Hotel De Hallen
What We Love
- Exceptional conversion of one of the city’s lesser-known heritage buildings
- A chance to explore the ‘real’ Amsterdam as enjoyed by the residents of Oud-West, a colorful yet surprisingly central district
- Equal proximity to the picture-perfect Jordaan area and the Golden Age grandeur of the Museum Quarter
- Decorated with designer furnishings by Arne Jacobsen and Thomas Bentzen
- READ MORE: 42 Things to do for Free in Amsterdam
What To Know
- A city tax of 5 percent of the room rate per night will be collected by the hotel at checkout
- De Hallen is the first completed part of a neighbourhood regeneration project. Consequently it’s still surrounded by (considerate) construction on all sides
- The neighborhood, while delightful in its own right, is largely residential and not the chocolate box proposition depicted in postcards
- Free WiFi
- Handicap Accessible
- Parking On Site
Residents of Amsterdam’s serene Oud-West district campaigned tirelessly to prevent this once-squatted tram depot from becoming another cookie-cutter shopping mall. Now they’re reaping the benefits in the form of this gorgeous new design hotel. Architect Andre van Stigt restored this delightful heritage building’s original glass ceiling, exposed brickwork and concrete flooring to its former glory, adding an eclectic mish-mash of interior talking points (a Jacobsen Egg chair here, a Thomas Bentzen side table there). It’s a look entirely in keeping with the unflashy, independent spirit of the neighborhood.
Bed and Bath
The centerpiece in each room is an eco-friendly Cocomat bed, a metal-free frame fitted with a matress hewn from entirely natural materials (wool, rubberized coconut fibers). An occasional chair is done up in sumptuous fabrics reminiscent of the textured patterns found on London Underground trains. A large bathtub, unusual for hotel rooms in Western Europe’s most densely-populated city, sits behind a sliding door (in some rooms), and all have natural Spa Collection toiletries.
Vondel Hotels owner Arjen van den Hof has gone to town with this property, his fourth and most extravagant hotel project. The light-flooded common area bridges the past—busts of classical composers, midcentury-inspired furniture—with the present. It’s home to modern European/French restaurant Remise47, where original tram tracks gleam promisingly. How appropriate, given that this once-unfashionable residential area is going places once more.
In the Area
The hotel’s generous drinking and dining terrace – by far the largest in the area – overlooks the tree-fronded Bellamyplein, a family-friendly hub complete with a kids’ pool and playground. The Ten Katemarkt, one of Amsterdam’s liveliest grocery-hawking experiences, sits next door in the fast-evolving De Hallen development (soon to become a shopping mall and cultural complex including an art-house cinema). A short walk in the direction of the arterial Overtoom, you’ll find a host of up-and coming bars, including funky De Ebeling.

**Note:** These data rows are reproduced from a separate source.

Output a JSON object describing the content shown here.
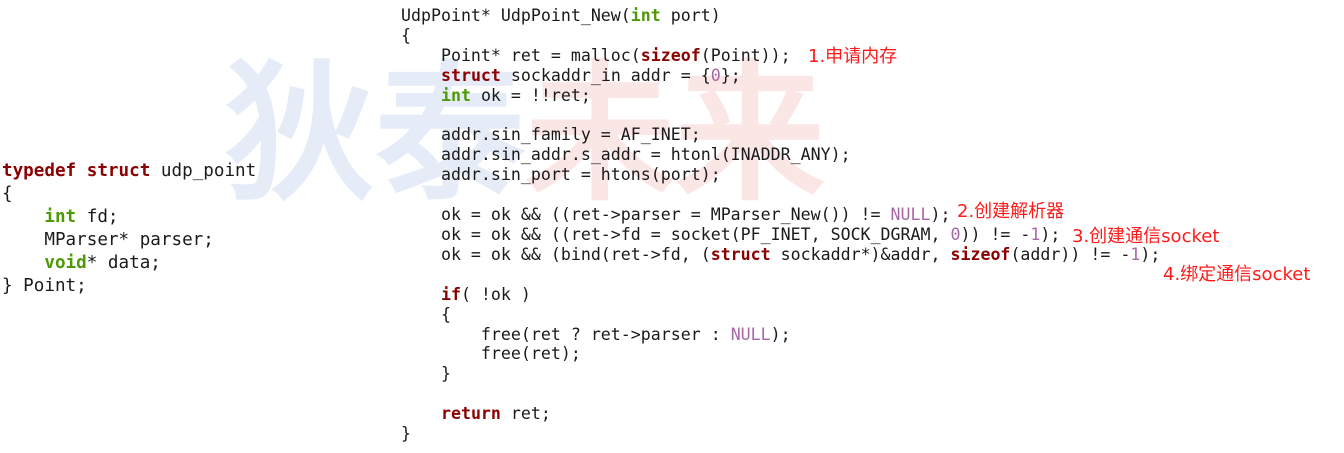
{
  "watermark": {
    "chars": [
      "狄",
      "泰",
      "未",
      "来"
    ],
    "colors": [
      "#e6ecf7",
      "#e6ecf7",
      "#fbe6e6",
      "#fbe6e6"
    ]
  },
  "colors": {
    "keyword": "#8b0000",
    "type": "#4e9a06",
    "number": "#a868a8",
    "annotation": "#ff1a1a",
    "text": "#1a1a1a"
  },
  "left_code": [
    [
      [
        "kw",
        "typedef"
      ],
      [
        "t",
        " "
      ],
      [
        "kw",
        "struct"
      ],
      [
        "t",
        " udp_point"
      ]
    ],
    [
      [
        "t",
        "{"
      ]
    ],
    [
      [
        "t",
        "    "
      ],
      [
        "ty",
        "int"
      ],
      [
        "t",
        " fd;"
      ]
    ],
    [
      [
        "t",
        "    MParser* parser;"
      ]
    ],
    [
      [
        "t",
        "    "
      ],
      [
        "ty",
        "void"
      ],
      [
        "t",
        "* data;"
      ]
    ],
    [
      [
        "t",
        "} Point;"
      ]
    ]
  ],
  "right_code": [
    [
      [
        "t",
        "UdpPoint* UdpPoint_New("
      ],
      [
        "ty",
        "int"
      ],
      [
        "t",
        " port)"
      ]
    ],
    [
      [
        "t",
        "{"
      ]
    ],
    [
      [
        "t",
        "    Point* ret = malloc("
      ],
      [
        "kw",
        "sizeof"
      ],
      [
        "t",
        "(Point));"
      ]
    ],
    [
      [
        "t",
        "    "
      ],
      [
        "kw",
        "struct"
      ],
      [
        "t",
        " sockaddr_in addr = {"
      ],
      [
        "num",
        "0"
      ],
      [
        "t",
        "};"
      ]
    ],
    [
      [
        "t",
        "    "
      ],
      [
        "ty",
        "int"
      ],
      [
        "t",
        " ok = !!ret;"
      ]
    ],
    [
      [
        "t",
        ""
      ]
    ],
    [
      [
        "t",
        "    addr.sin_family = AF_INET;"
      ]
    ],
    [
      [
        "t",
        "    addr.sin_addr.s_addr = htonl(INADDR_ANY);"
      ]
    ],
    [
      [
        "t",
        "    addr.sin_port = htons(port);"
      ]
    ],
    [
      [
        "t",
        ""
      ]
    ],
    [
      [
        "t",
        "    ok = ok && ((ret->parser = MParser_New()) != "
      ],
      [
        "num",
        "NULL"
      ],
      [
        "t",
        ");"
      ]
    ],
    [
      [
        "t",
        "    ok = ok && ((ret->fd = socket(PF_INET, SOCK_DGRAM, "
      ],
      [
        "num",
        "0"
      ],
      [
        "t",
        ")) != -"
      ],
      [
        "num",
        "1"
      ],
      [
        "t",
        ");"
      ]
    ],
    [
      [
        "t",
        "    ok = ok && (bind(ret->fd, ("
      ],
      [
        "kw",
        "struct"
      ],
      [
        "t",
        " sockaddr*)&addr, "
      ],
      [
        "kw",
        "sizeof"
      ],
      [
        "t",
        "(addr)) != -"
      ],
      [
        "num",
        "1"
      ],
      [
        "t",
        ");"
      ]
    ],
    [
      [
        "t",
        ""
      ]
    ],
    [
      [
        "t",
        "    "
      ],
      [
        "kw",
        "if"
      ],
      [
        "t",
        "( !ok )"
      ]
    ],
    [
      [
        "t",
        "    {"
      ]
    ],
    [
      [
        "t",
        "        free(ret ? ret->parser : "
      ],
      [
        "num",
        "NULL"
      ],
      [
        "t",
        ");"
      ]
    ],
    [
      [
        "t",
        "        free(ret);"
      ]
    ],
    [
      [
        "t",
        "    }"
      ]
    ],
    [
      [
        "t",
        ""
      ]
    ],
    [
      [
        "t",
        "    "
      ],
      [
        "kw",
        "return"
      ],
      [
        "t",
        " ret;"
      ]
    ],
    [
      [
        "t",
        "}"
      ]
    ]
  ],
  "annotations": [
    {
      "id": "note-1",
      "text": "1.申请内存"
    },
    {
      "id": "note-2",
      "text": "2.创建解析器"
    },
    {
      "id": "note-3",
      "text": "3.创建通信socket"
    },
    {
      "id": "note-4",
      "text": "4.绑定通信socket"
    }
  ]
}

It’s a welcome pitstop on the way to the stately Vondelpark, the green lungs of the city.
How to Get There
Absolutely loved this hotel. The atmosphere and decor was fab, very modern and very quirky! Beautiful reception area with a nice restaurant and bar. Surrounding area is quiet however it is not far on a tram to get into the centre! Very easy to get around.
There is an AMAZING food hall down the road with loads and loads of different food and drink stalls which are all delicious.
The only negative I would say is that our room did not have a window so was extremely dark in the mornings.
However this did not spoil our stay as we loved this hotel and would return!!
Thank you for a wonderful stay.
Stayed here for 3 nights. The staff are vet helpful and friendly and the hotel was clean and well laid out. It’s about 20-30 mins walk to most major sights and the trams run from the rear of the hotel into the city centre. Be advised though that a courtyard view is a view of the central area of the hotel, that is to say the main walkway. Few rooms actually have windows as it’s a converted tram depot. This and the fact that the floors are concrete are the only problems. Due to the nature of the floors you can hear the people above you moving around, especially if they’re wearing heals. Also when someone has a late check in or early check out. Your woken up by the trundling of suitcases on the concrete outside your room. The rooms themselves are very good. Most rooms in Amsterdam are small, but we had plenty of space and a lovely bathroom. The rooms also come with a hairdryer, tea/coffee making facilities and other amenities.
Loved the location, not quite in the center of things so it's a little bit quieter but easy to walk to everything and with the FoodHallen at the back, there's lots of options for eating.
Be aware, if you book an INDOOR ROOM on the ground floor your only direct sunlight comes through windows that face the hallway/atrium so privacy is minimal if the curtains are open. Booking through a third party site, this was not clear to me and I wish it had been.
The room was clean and cool, extra large bathroom with a huge soaking tub plus shower, bed was comfortable and they have a variety of outlets for different plugs.
Liked the style and would stay again but in a room on the outside.